SUPPLIED MATERIAL:
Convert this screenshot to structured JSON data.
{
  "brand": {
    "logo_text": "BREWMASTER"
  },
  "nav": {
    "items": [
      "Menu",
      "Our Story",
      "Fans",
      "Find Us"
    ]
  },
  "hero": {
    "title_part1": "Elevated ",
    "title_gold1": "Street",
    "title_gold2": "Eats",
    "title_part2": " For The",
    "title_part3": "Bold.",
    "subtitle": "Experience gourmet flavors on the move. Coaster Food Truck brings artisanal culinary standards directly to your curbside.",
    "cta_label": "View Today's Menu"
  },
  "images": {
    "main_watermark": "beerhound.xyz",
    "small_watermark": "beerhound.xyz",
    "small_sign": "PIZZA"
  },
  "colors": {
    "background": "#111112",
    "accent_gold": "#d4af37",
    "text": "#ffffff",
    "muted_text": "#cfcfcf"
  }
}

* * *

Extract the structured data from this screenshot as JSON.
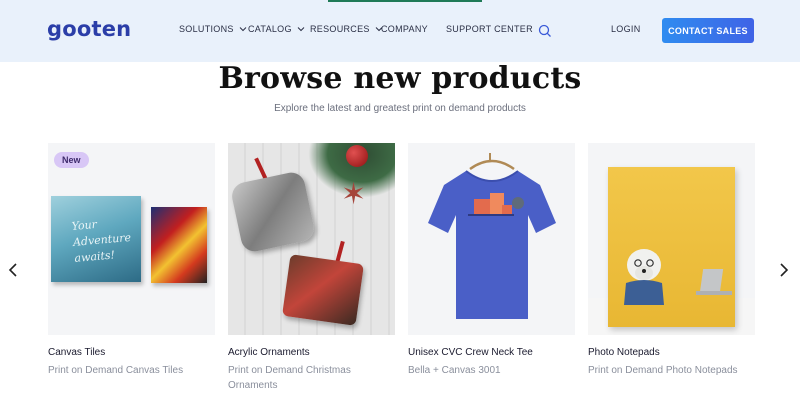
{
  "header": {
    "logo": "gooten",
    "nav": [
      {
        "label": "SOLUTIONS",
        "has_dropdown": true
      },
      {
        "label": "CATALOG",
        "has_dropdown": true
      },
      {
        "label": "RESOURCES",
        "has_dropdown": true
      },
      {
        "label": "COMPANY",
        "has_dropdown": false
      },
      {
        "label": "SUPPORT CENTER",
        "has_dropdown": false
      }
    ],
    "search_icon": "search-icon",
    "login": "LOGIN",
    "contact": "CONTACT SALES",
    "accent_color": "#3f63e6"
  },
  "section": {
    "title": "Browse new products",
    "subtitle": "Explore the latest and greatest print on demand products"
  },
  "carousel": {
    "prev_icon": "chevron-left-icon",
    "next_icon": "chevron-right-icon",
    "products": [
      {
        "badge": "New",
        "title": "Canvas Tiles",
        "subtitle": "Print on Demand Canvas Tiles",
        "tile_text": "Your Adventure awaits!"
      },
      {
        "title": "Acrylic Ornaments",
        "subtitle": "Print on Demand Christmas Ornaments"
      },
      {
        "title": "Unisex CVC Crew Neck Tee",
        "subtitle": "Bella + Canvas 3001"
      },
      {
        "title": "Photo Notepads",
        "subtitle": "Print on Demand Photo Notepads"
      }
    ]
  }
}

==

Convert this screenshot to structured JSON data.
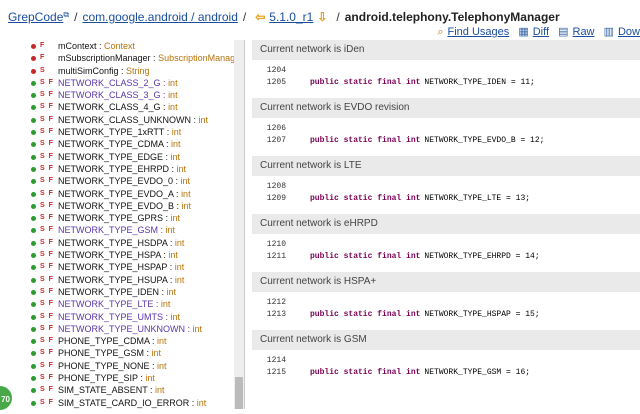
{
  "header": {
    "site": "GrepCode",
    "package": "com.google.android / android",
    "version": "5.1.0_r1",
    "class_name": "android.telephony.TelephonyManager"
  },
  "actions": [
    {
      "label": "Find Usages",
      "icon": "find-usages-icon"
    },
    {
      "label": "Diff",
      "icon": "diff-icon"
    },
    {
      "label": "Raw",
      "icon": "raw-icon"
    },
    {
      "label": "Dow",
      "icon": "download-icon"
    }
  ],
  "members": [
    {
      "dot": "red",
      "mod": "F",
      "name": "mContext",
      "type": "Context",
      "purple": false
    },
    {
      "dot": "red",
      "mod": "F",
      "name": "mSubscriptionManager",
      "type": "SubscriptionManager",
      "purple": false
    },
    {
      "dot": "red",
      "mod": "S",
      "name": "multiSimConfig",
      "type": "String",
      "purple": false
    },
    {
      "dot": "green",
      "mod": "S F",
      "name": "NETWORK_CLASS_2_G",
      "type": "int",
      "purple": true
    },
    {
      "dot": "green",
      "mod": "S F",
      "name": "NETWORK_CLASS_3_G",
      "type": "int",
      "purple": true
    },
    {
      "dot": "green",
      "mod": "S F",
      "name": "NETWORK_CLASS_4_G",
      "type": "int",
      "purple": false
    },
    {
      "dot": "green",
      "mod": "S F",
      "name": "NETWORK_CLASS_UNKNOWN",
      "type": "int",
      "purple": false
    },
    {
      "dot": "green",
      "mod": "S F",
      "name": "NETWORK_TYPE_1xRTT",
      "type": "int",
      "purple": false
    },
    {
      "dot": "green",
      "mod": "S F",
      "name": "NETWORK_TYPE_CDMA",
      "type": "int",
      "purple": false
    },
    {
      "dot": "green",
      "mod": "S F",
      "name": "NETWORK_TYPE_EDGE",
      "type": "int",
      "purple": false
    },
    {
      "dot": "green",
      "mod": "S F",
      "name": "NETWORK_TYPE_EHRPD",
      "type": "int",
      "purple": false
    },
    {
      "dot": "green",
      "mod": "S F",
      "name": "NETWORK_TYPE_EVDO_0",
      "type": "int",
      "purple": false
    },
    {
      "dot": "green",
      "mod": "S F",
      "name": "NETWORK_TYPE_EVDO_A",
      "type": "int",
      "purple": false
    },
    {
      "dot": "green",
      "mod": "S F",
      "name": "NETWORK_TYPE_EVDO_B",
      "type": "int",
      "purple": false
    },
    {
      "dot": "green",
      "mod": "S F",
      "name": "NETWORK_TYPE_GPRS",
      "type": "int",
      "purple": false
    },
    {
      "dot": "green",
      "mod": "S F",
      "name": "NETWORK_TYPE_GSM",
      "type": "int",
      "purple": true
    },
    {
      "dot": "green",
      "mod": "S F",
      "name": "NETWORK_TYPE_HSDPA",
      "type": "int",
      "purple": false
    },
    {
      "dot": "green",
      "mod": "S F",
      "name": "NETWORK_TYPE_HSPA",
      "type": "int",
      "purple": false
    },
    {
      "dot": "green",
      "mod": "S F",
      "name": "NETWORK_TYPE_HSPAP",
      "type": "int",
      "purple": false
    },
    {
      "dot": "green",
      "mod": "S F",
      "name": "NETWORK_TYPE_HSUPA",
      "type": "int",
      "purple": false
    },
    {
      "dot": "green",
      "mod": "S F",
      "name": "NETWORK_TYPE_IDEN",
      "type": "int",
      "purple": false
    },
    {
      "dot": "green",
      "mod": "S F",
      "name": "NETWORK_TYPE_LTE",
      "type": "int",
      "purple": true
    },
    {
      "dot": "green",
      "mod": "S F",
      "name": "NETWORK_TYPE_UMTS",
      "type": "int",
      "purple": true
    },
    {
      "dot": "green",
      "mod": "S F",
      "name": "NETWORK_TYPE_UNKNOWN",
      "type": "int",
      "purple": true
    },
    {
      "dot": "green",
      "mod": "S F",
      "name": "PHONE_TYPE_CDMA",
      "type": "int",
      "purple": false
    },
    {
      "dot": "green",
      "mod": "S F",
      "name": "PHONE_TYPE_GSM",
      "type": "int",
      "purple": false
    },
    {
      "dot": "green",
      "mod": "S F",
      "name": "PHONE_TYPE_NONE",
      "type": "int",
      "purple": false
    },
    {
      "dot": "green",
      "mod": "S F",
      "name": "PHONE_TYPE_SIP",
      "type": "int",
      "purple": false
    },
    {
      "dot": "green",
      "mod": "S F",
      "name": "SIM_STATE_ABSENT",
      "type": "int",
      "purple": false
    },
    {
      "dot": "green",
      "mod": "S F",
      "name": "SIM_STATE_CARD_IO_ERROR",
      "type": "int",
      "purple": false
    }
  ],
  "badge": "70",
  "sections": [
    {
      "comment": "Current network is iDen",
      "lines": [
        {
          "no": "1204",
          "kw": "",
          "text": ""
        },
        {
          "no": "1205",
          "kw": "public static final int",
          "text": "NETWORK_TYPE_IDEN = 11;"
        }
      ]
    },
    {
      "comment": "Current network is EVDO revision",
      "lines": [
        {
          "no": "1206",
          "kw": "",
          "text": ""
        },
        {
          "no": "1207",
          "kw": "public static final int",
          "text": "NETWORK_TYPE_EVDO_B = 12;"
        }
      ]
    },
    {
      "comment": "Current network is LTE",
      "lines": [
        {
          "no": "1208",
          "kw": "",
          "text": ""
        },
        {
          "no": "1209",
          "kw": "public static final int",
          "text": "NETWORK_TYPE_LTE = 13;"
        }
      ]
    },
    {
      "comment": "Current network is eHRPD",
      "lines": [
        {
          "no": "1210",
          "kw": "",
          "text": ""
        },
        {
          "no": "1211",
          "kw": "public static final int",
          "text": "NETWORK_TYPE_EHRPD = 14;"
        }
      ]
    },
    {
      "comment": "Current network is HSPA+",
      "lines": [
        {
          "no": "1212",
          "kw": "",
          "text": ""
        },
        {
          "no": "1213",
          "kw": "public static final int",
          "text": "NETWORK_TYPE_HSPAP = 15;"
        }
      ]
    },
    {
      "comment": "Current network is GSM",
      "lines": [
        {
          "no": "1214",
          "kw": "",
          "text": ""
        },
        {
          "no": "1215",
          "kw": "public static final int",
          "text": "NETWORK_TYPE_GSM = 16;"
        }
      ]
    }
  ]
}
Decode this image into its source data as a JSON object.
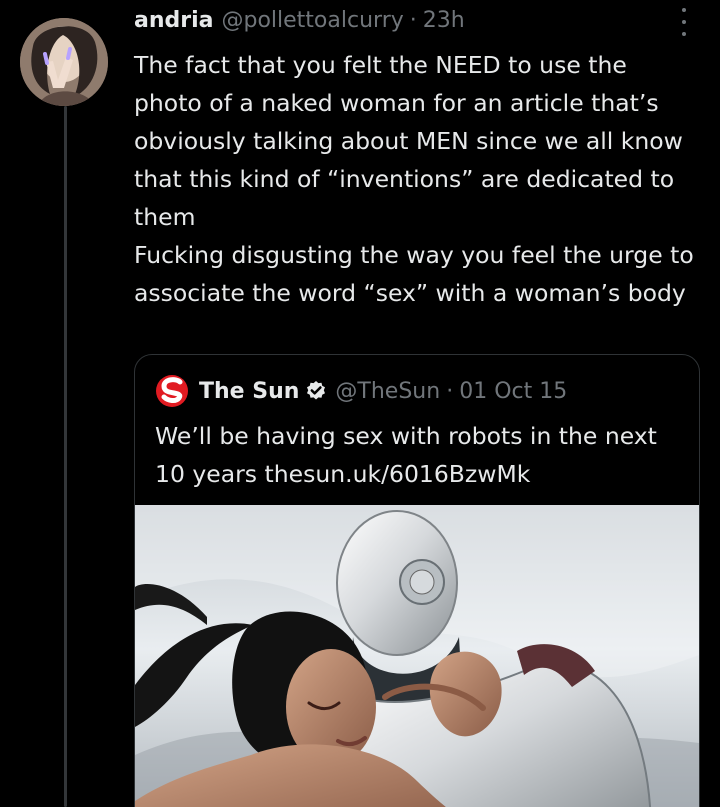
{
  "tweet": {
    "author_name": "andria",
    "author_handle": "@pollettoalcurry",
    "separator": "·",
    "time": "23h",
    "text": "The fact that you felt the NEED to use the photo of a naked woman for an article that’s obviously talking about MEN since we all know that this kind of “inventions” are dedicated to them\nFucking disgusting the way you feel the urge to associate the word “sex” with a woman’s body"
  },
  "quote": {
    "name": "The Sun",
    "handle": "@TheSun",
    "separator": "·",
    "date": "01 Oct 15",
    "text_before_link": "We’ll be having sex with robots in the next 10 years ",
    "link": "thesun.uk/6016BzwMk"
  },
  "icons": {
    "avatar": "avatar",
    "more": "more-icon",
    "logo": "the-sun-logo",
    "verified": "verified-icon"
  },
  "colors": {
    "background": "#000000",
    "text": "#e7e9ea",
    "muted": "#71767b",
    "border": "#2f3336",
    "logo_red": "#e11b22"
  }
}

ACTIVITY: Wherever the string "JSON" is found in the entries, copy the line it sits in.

OUTPUT OF THE EXERCISE:
Convert this screenshot to structured JSON data.
Extract the structured data from this screenshot as JSON.
Convert this screenshot to structured JSON data.
Decode this image into its source data as a JSON object.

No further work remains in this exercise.